Wang, R.; Zhang, J.; Lu, Y.; Huang, J.
Towards Designing Durable Sculptural Elements: Ensemble Learning in Predicting Compressive Strength of Fiber-Reinforced Nano-Silica Modified Concrete. *Buildings* **2024**, *14*, 396.
https://doi.org/10.3390/buildings14020396

**AMA Style**

Wang R, Zhang J, Lu Y, Huang J.
Towards Designing Durable Sculptural Elements: Ensemble Learning in Predicting Compressive Strength of Fiber-Reinforced Nano-Silica Modified Concrete. *Buildings*. 2024; 14(2):396.
https://doi.org/10.3390/buildings14020396

**Chicago/Turabian Style**

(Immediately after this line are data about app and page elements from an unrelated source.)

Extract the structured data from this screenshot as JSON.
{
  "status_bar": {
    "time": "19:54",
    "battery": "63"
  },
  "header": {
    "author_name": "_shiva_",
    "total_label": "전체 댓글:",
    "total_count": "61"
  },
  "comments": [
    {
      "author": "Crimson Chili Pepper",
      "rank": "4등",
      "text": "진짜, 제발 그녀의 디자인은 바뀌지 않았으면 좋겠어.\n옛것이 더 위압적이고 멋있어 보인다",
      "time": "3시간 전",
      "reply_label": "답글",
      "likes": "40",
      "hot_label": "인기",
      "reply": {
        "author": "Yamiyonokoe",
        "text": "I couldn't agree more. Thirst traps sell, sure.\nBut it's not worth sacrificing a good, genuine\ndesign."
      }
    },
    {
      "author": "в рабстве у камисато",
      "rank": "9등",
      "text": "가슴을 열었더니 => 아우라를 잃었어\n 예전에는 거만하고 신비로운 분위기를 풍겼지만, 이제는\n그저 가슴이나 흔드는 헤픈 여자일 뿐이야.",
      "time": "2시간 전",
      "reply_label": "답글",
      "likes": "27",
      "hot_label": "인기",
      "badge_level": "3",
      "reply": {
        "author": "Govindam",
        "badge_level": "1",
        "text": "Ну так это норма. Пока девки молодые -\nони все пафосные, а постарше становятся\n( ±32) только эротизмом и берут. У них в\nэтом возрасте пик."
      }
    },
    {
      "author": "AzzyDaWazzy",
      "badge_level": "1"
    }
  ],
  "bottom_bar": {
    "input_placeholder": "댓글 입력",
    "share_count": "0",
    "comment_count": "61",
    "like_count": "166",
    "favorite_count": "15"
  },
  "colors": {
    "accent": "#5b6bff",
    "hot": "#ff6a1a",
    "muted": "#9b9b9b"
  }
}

Wang, Ranran, Jun Zhang, Yijun Lu, and Jiandong Huang.
2024. "Towards Designing Durable Sculptural Elements: Ensemble Learning in Predicting Compressive Strength of Fiber-Reinforced Nano-Silica Modified Concrete" *Buildings* 14, no. 2: 396.
https://doi.org/10.3390/buildings14020396